People first knew Bell as the spit-and-polish Marine Sarah MacKenzie who matched wits with Navy lawyer Harm Rabb on “JAG.” More recently she’s been the charming “good witch” on a run of Hallmark Channel movies, which will become a series next year.
Halloween will be graced again with her witch’s brew when she stars in the latest of the movies, “The Good Witch’s Wonder,” premiering on Oct. 25. While audiences may see her as these appealing characters, sees someone else.
“I was a straight-A student, good at math and biology and was going to be a doctor,” she says, seated in a black leather swivel chair in a hotel meeting room.

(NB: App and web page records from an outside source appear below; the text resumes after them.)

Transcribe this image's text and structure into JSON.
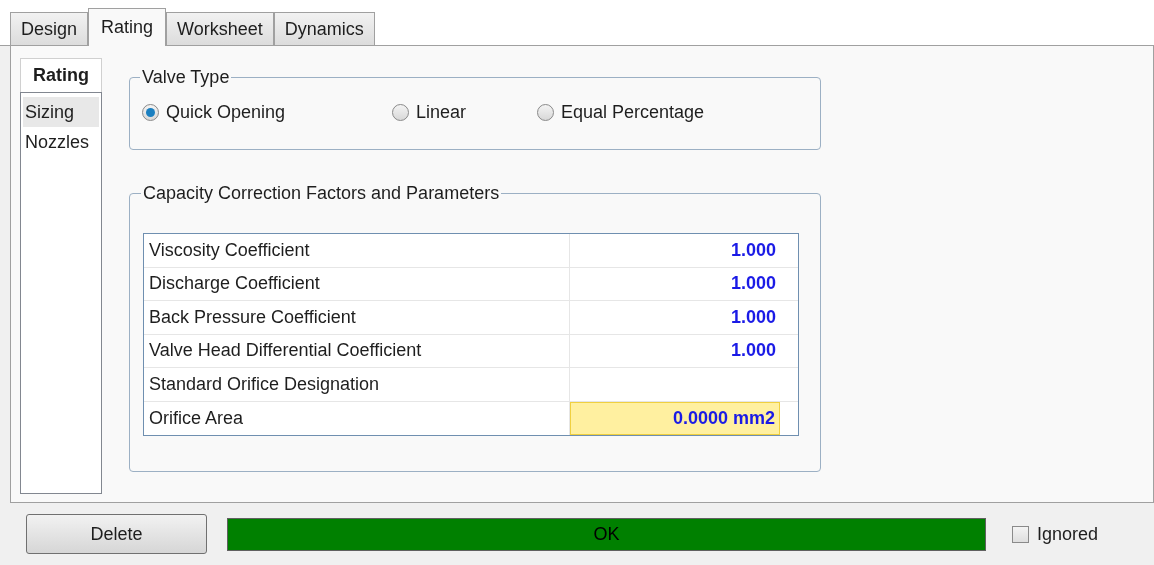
{
  "tabs": [
    {
      "label": "Design",
      "selected": false
    },
    {
      "label": "Rating",
      "selected": true
    },
    {
      "label": "Worksheet",
      "selected": false
    },
    {
      "label": "Dynamics",
      "selected": false
    }
  ],
  "sidebar": {
    "header": "Rating",
    "items": [
      {
        "label": "Sizing",
        "selected": true
      },
      {
        "label": "Nozzles",
        "selected": false
      }
    ]
  },
  "valve_type": {
    "title": "Valve Type",
    "options": [
      {
        "label": "Quick Opening",
        "selected": true
      },
      {
        "label": "Linear",
        "selected": false
      },
      {
        "label": "Equal Percentage",
        "selected": false
      }
    ]
  },
  "capacity": {
    "title": "Capacity Correction Factors and Parameters",
    "rows": [
      {
        "label": "Viscosity Coefficient",
        "value": "1.000",
        "highlighted": false
      },
      {
        "label": "Discharge Coefficient",
        "value": "1.000",
        "highlighted": false
      },
      {
        "label": "Back Pressure Coefficient",
        "value": "1.000",
        "highlighted": false
      },
      {
        "label": "Valve Head Differential Coefficient",
        "value": "1.000",
        "highlighted": false
      },
      {
        "label": "Standard Orifice Designation",
        "highlighted": false
      },
      {
        "label": "Orifice Area",
        "value": "0.0000 mm2",
        "highlighted": true
      }
    ]
  },
  "footer": {
    "delete_button": "Delete",
    "status": {
      "text": "OK",
      "kind": "ok"
    },
    "ignored": {
      "label": "Ignored",
      "checked": false
    }
  }
}
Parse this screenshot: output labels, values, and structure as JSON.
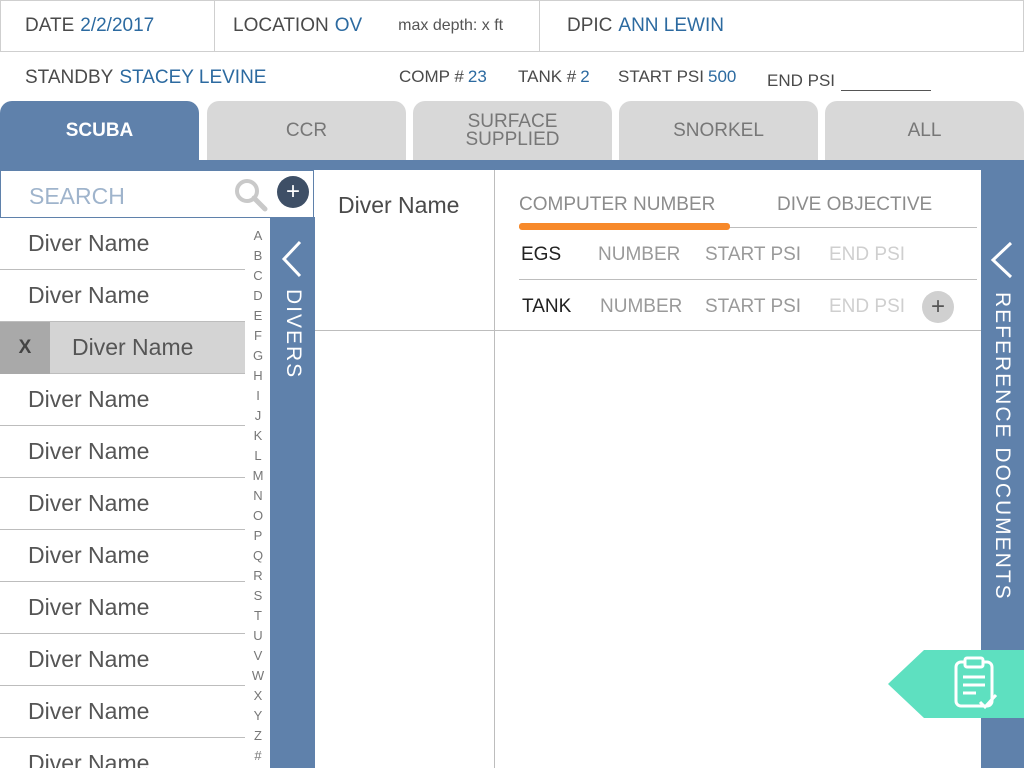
{
  "header": {
    "date_label": "DATE",
    "date_value": "2/2/2017",
    "location_label": "LOCATION",
    "location_value": "OV",
    "max_depth": "max depth: x ft",
    "dpic_label": "DPIC",
    "dpic_value": "ANN LEWIN",
    "standby_label": "STANDBY",
    "standby_value": "STACEY LEVINE",
    "comp_label": "COMP #",
    "comp_value": "23",
    "tank_label": "TANK #",
    "tank_value": "2",
    "start_psi_label": "START PSI",
    "start_psi_value": "500",
    "end_psi_label": "END PSI"
  },
  "tabs": [
    {
      "label": "SCUBA",
      "active": true
    },
    {
      "label": "CCR",
      "active": false
    },
    {
      "label": "SURFACE SUPPLIED",
      "active": false
    },
    {
      "label": "SNORKEL",
      "active": false
    },
    {
      "label": "ALL",
      "active": false
    }
  ],
  "search": {
    "placeholder": "SEARCH",
    "add_icon": "plus-icon",
    "search_icon": "magnifier-icon"
  },
  "divers": [
    "Diver Name",
    "Diver Name",
    "Diver Name",
    "Diver Name",
    "Diver Name",
    "Diver Name",
    "Diver Name",
    "Diver Name",
    "Diver Name",
    "Diver Name",
    "Diver Name"
  ],
  "selected_remove": "X",
  "alphabet": [
    "A",
    "B",
    "C",
    "D",
    "E",
    "F",
    "G",
    "H",
    "I",
    "J",
    "K",
    "L",
    "M",
    "N",
    "O",
    "P",
    "Q",
    "R",
    "S",
    "T",
    "U",
    "V",
    "W",
    "X",
    "Y",
    "Z",
    "#"
  ],
  "divers_panel_label": "DIVERS",
  "detail": {
    "diver_name": "Diver Name",
    "tab_computer": "COMPUTER NUMBER",
    "tab_objective": "DIVE OBJECTIVE",
    "egs_label": "EGS",
    "tank_label": "TANK",
    "number": "NUMBER",
    "start_psi": "START PSI",
    "end_psi": "END PSI",
    "add_icon": "plus-icon"
  },
  "reference_label": "REFERENCE DOCUMENTS",
  "colors": {
    "accent": "#5f81ab",
    "orange": "#f7892a",
    "teal": "#5ee0c0",
    "link": "#2c6aa0"
  }
}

“I was the biggest geek. I know you hear this all the time, and you don’t believe it. But I was though, people made fun of me. I was the outcast,” she laughs.
The daughter of an Iranian mother and English father, Bell’s exotic looks overwhelmed her innate shyness enough for her to pose for her first commercial head-shot at 8 and try modeling in college.
Unsure about what she wanted to do, she dropped out of UCLA to pursue modeling, a decision that not only took her to Japan but to the brink.
“I hadn’t picked a major yet, was really partying more than I was going to school. The agency here set up a meeting with a Japanese agency. They told me to lose 10 pounds, which I did. I was about 15 pounds lighter than I am now, if you can believe that. And they told me to lose 10 pounds.”
It was in Japan that Bell watched the other models binge, purge and starve themselves into a size 2.
“All these models were anorexic or bulimic and that rubbed off after a while,” she confesses.
“People were showing you how to throw up. You’re taking diet pills. Everyone’s partying so you start drinking a lot, and drugs. A couple of years messed me up for a while,” she sighs, her dark eyes darting across the room. But trouble really gripped Bell when she came home.
“I gained a lot of weight. I was eating three Big Macs in one sitting because you can’t deprive yourself of food like that. You can’t get so obsessed about wanting to be so thin. Then all I wanted to do was eat. And when I had the chance, I would.
“It would start to get better, than I would fall back into the wrong crowd.” A friend suggested speed, crystal meth, as a way of controlling her weight.
“She showed me how. `You just do a little bit, so you don’t eat.’ At first I was happy. I had all this energy, cleaned my whole house, lost all this weight. But when it wears off, you’re so depressed. And you crash. And you just want to eat and don’t want to do anything, so then you have to do more. And it becomes such an ugly cycle . . . to where you’re doing more and more and more.”
It was through her acting teacher that Bell became acquainted with Scientology, which she credits today for helping her repossess her life.
“I didn’t think I would like acting because I used to be really shy. Once I tried it, I found it was such great way for me to express myself. I was so shy and timid — all of a sudden I was able to be a character who was bold. And it was hard at first. But it became a way for me to face my fears. I wanted to face my fears and move through them.”
She’s still hesitant to speak in front of crowds, she says. “In the beginning I thought I’d try this (acting) out. Maybe it’ll be a way for me to open up a little. It’s so much better than therapy because it’s like this way of confronting your own fears and doing things you don’t normally do. Like if you’re afraid to cry in front of people or yell or be this really mean, horrible character and do all this stuff, you learn to express various aspects of yourself.”
To her it’s a challenge. “If you don’t face your fears and do the things that scare you and challenge you, that’s the way to overcome them, I think. . . I still pick projects that are different and challenging so I can grow and learn and change as a person.